[Excerpts from an interface dataset]
_ _ _ _

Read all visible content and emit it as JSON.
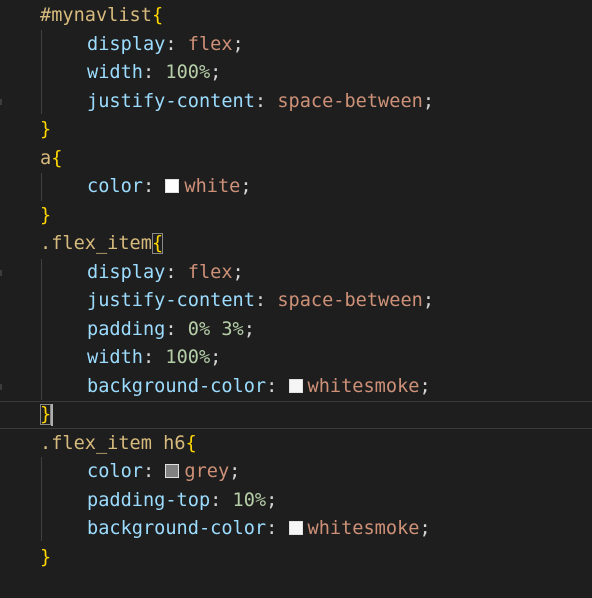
{
  "editor": {
    "language": "css",
    "colors": {
      "background": "#1e1e1e",
      "selector": "#d7ba7d",
      "brace": "#ffd700",
      "property": "#9cdcfe",
      "value": "#ce9178",
      "number": "#b5cea8"
    },
    "lines": [
      {
        "selector": "#mynavlist",
        "open": "{"
      },
      {
        "prop": "display",
        "value": "flex"
      },
      {
        "prop": "width",
        "value": "100%"
      },
      {
        "prop": "justify-content",
        "value": "space-between"
      },
      {
        "close": "}"
      },
      {
        "selector": "a",
        "open": "{"
      },
      {
        "prop": "color",
        "value": "white",
        "swatch": "#ffffff"
      },
      {
        "close": "}"
      },
      {
        "selector": ".flex_item",
        "open": "{"
      },
      {
        "prop": "display",
        "value": "flex"
      },
      {
        "prop": "justify-content",
        "value": "space-between"
      },
      {
        "prop": "padding",
        "value": "0% 3%"
      },
      {
        "prop": "width",
        "value": "100%"
      },
      {
        "prop": "background-color",
        "value": "whitesmoke",
        "swatch": "#f5f5f5"
      },
      {
        "close": "}"
      },
      {
        "selector": ".flex_item h6",
        "open": "{"
      },
      {
        "prop": "color",
        "value": "grey",
        "swatch": "#808080"
      },
      {
        "prop": "padding-top",
        "value": "10%"
      },
      {
        "prop": "background-color",
        "value": "whitesmoke",
        "swatch": "#f5f5f5"
      },
      {
        "close": "}"
      }
    ]
  }
}
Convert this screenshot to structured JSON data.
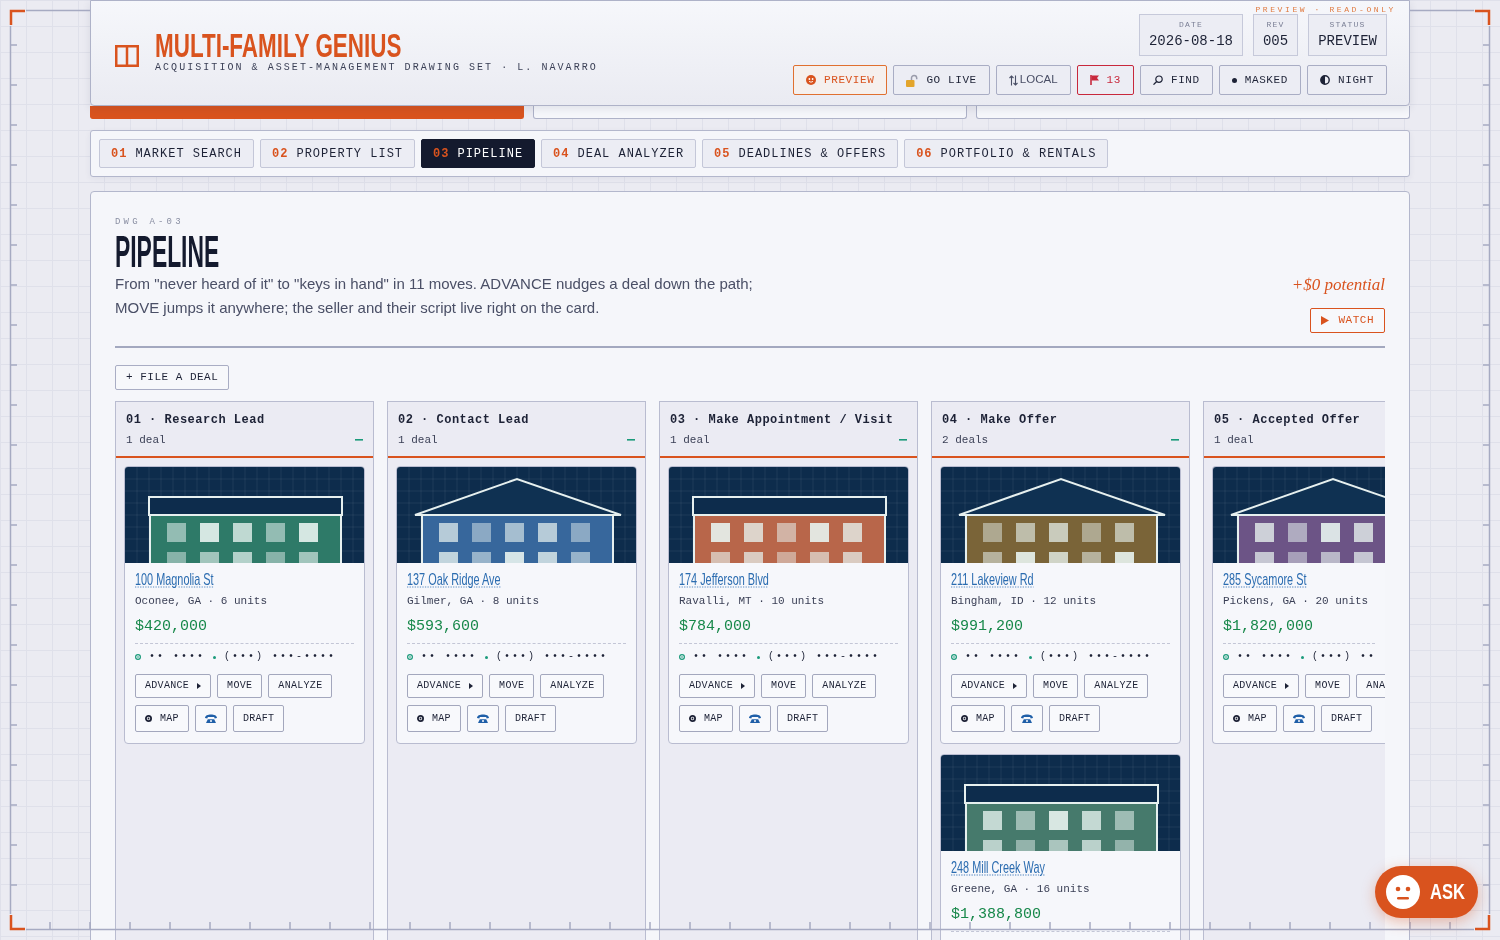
{
  "header": {
    "banner": "PREVIEW · READ-ONLY",
    "title": "MULTI-FAMILY GENIUS",
    "subtitle": "ACQUISITION & ASSET-MANAGEMENT DRAWING SET · L. NAVARRO",
    "meta": [
      {
        "label": "DATE",
        "value": "2026-08-18"
      },
      {
        "label": "REV",
        "value": "005"
      },
      {
        "label": "STATUS",
        "value": "PREVIEW"
      }
    ],
    "buttons": [
      {
        "label": "PREVIEW",
        "kind": "toggle",
        "on": true
      },
      {
        "label": "GO LIVE",
        "kind": "toggle",
        "on": false
      },
      {
        "label": "LOCAL",
        "kind": "compact",
        "on": false
      },
      {
        "label": "13",
        "kind": "alert",
        "on": false
      },
      {
        "label": "FIND",
        "kind": "toggle",
        "on": false
      },
      {
        "label": "MASKED",
        "kind": "toggle",
        "on": false
      },
      {
        "label": "NIGHT",
        "kind": "toggle",
        "on": false
      }
    ],
    "sheets": [
      {
        "selected": true
      },
      {
        "selected": false
      },
      {
        "selected": false
      }
    ]
  },
  "tabs": [
    {
      "number": "01",
      "label": "MARKET SEARCH",
      "selected": false
    },
    {
      "number": "02",
      "label": "PROPERTY LIST",
      "selected": false
    },
    {
      "number": "03",
      "label": "PIPELINE",
      "selected": true
    },
    {
      "number": "04",
      "label": "DEAL ANALYZER",
      "selected": false
    },
    {
      "number": "05",
      "label": "DEADLINES & OFFERS",
      "selected": false
    },
    {
      "number": "06",
      "label": "PORTFOLIO & RENTALS",
      "selected": false
    }
  ],
  "page": {
    "drawing_number": "DWG A-03",
    "title": "PIPELINE",
    "description": "From \"never heard of it\" to \"keys in hand\" in 11 moves. ADVANCE nudges a deal down the path; MOVE jumps it anywhere; the seller and their script live right on the card.",
    "potential": "+$0 potential",
    "watch_button": "WATCH",
    "file_button": "+ FILE A DEAL"
  },
  "columns": [
    {
      "title": "01 · Research Lead",
      "count": "1 deal",
      "collapse_toggle": true,
      "deals": [
        {
          "kind": "flat",
          "color": "#2e7a68",
          "address": "100 Magnolia St",
          "location": "Oconee, GA · 6 units",
          "price": "$420,000",
          "contact_name": "•• ••••",
          "contact_phone": "(•••) •••-••••",
          "actions": [
            "ADVANCE",
            "MOVE",
            "ANALYZE"
          ],
          "tools": [
            "MAP",
            "DRAFT"
          ]
        }
      ]
    },
    {
      "title": "02 · Contact Lead",
      "count": "1 deal",
      "collapse_toggle": true,
      "deals": [
        {
          "kind": "gable",
          "color": "#37679c",
          "address": "137 Oak Ridge Ave",
          "location": "Gilmer, GA · 8 units",
          "price": "$593,600",
          "contact_name": "•• ••••",
          "contact_phone": "(•••) •••-••••",
          "actions": [
            "ADVANCE",
            "MOVE",
            "ANALYZE"
          ],
          "tools": [
            "MAP",
            "DRAFT"
          ]
        }
      ]
    },
    {
      "title": "03 · Make Appointment / Visit",
      "count": "1 deal",
      "collapse_toggle": true,
      "deals": [
        {
          "kind": "flat",
          "color": "#b8664a",
          "address": "174 Jefferson Blvd",
          "location": "Ravalli, MT · 10 units",
          "price": "$784,000",
          "contact_name": "•• ••••",
          "contact_phone": "(•••) •••-••••",
          "actions": [
            "ADVANCE",
            "MOVE",
            "ANALYZE"
          ],
          "tools": [
            "MAP",
            "DRAFT"
          ]
        }
      ]
    },
    {
      "title": "04 · Make Offer",
      "count": "2 deals",
      "collapse_toggle": true,
      "deals": [
        {
          "kind": "gable",
          "color": "#7a6438",
          "address": "211 Lakeview Rd",
          "location": "Bingham, ID · 12 units",
          "price": "$991,200",
          "contact_name": "•• ••••",
          "contact_phone": "(•••) •••-••••",
          "actions": [
            "ADVANCE",
            "MOVE",
            "ANALYZE"
          ],
          "tools": [
            "MAP",
            "DRAFT"
          ]
        },
        {
          "kind": "flat",
          "color": "#467a6c",
          "address": "248 Mill Creek Way",
          "location": "Greene, GA · 16 units",
          "price": "$1,388,800"
        }
      ]
    },
    {
      "title": "05 · Accepted Offer",
      "count": "1 deal",
      "collapse_toggle": false,
      "deals": [
        {
          "kind": "gable",
          "color": "#6c5486",
          "address": "285 Sycamore St",
          "location": "Pickens, GA · 20 units",
          "price": "$1,820,000",
          "contact_name": "•• ••••",
          "contact_phone": "(•••) ••",
          "actions": [
            "ADVANCE",
            "MOVE",
            "ANA"
          ],
          "tools": [
            "MAP",
            "DRAFT"
          ]
        }
      ]
    }
  ],
  "assistant_button": "ASK"
}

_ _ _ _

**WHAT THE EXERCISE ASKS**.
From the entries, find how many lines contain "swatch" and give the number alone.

**WORKED SOLUTION**.
4